::: THE INPUT :::

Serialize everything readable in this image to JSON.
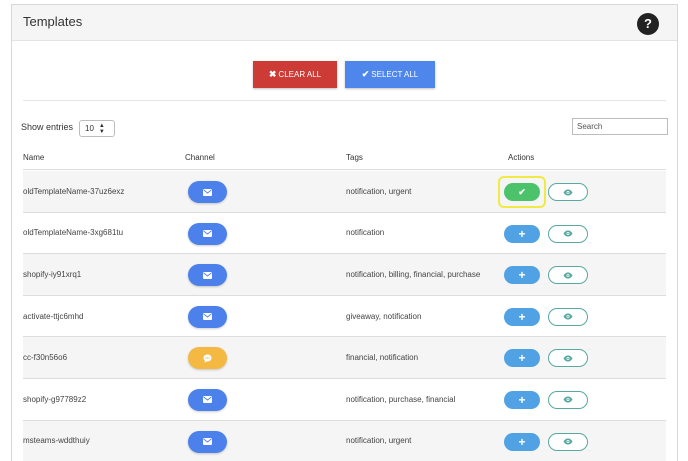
{
  "header": {
    "title": "Templates",
    "help_label": "?"
  },
  "toolbar": {
    "clear_all_label": "CLEAR ALL",
    "select_all_label": "SELECT ALL"
  },
  "list_controls": {
    "show_entries_label": "Show entries",
    "entries_value": "10",
    "search_placeholder": "Search"
  },
  "table": {
    "columns": [
      "Name",
      "Channel",
      "Tags",
      "Actions"
    ],
    "rows": [
      {
        "name": "oldTemplateName-37uz6exz",
        "channel": "email-icon",
        "tags": "notification, urgent",
        "selected": true
      },
      {
        "name": "oldTemplateName-3xg681tu",
        "channel": "email-icon",
        "tags": "notification",
        "selected": false
      },
      {
        "name": "shopify-iy91xrq1",
        "channel": "email-icon",
        "tags": "notification, billing, financial, purchase",
        "selected": false
      },
      {
        "name": "activate-ttjc6mhd",
        "channel": "email-icon",
        "tags": "giveaway, notification",
        "selected": false
      },
      {
        "name": "cc-f30n56o6",
        "channel": "chat-icon",
        "tags": "financial, notification",
        "selected": false
      },
      {
        "name": "shopify-g97789z2",
        "channel": "email-icon",
        "tags": "notification, purchase, financial",
        "selected": false
      },
      {
        "name": "msteams-wddthuiy",
        "channel": "email-icon",
        "tags": "notification, urgent",
        "selected": false
      }
    ]
  },
  "colors": {
    "clear_all": "#cc3b35",
    "select_all": "#4f86ec",
    "email_channel": "#4c80eb",
    "chat_channel": "#f3b942",
    "add_action": "#50a2e4",
    "selected_action": "#4cc36a",
    "highlight": "#f1ea45",
    "view_border": "#58a99f"
  }
}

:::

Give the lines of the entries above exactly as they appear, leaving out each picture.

RESPONSE TO THE TASK:
Serialize everything readable in this image to JSON.
{
  "header": {
    "title": "Templates",
    "help_label": "?"
  },
  "toolbar": {
    "clear_all_label": "CLEAR ALL",
    "select_all_label": "SELECT ALL"
  },
  "list_controls": {
    "show_entries_label": "Show entries",
    "entries_value": "10",
    "search_placeholder": "Search"
  },
  "table": {
    "columns": [
      "Name",
      "Channel",
      "Tags",
      "Actions"
    ],
    "rows": [
      {
        "name": "oldTemplateName-37uz6exz",
        "channel": "email-icon",
        "tags": "notification, urgent",
        "selected": true
      },
      {
        "name": "oldTemplateName-3xg681tu",
        "channel": "email-icon",
        "tags": "notification",
        "selected": false
      },
      {
        "name": "shopify-iy91xrq1",
        "channel": "email-icon",
        "tags": "notification, billing, financial, purchase",
        "selected": false
      },
      {
        "name": "activate-ttjc6mhd",
        "channel": "email-icon",
        "tags": "giveaway, notification",
        "selected": false
      },
      {
        "name": "cc-f30n56o6",
        "channel": "chat-icon",
        "tags": "financial, notification",
        "selected": false
      },
      {
        "name": "shopify-g97789z2",
        "channel": "email-icon",
        "tags": "notification, purchase, financial",
        "selected": false
      },
      {
        "name": "msteams-wddthuiy",
        "channel": "email-icon",
        "tags": "notification, urgent",
        "selected": false
      }
    ]
  },
  "colors": {
    "clear_all": "#cc3b35",
    "select_all": "#4f86ec",
    "email_channel": "#4c80eb",
    "chat_channel": "#f3b942",
    "add_action": "#50a2e4",
    "selected_action": "#4cc36a",
    "highlight": "#f1ea45",
    "view_border": "#58a99f"
  }
}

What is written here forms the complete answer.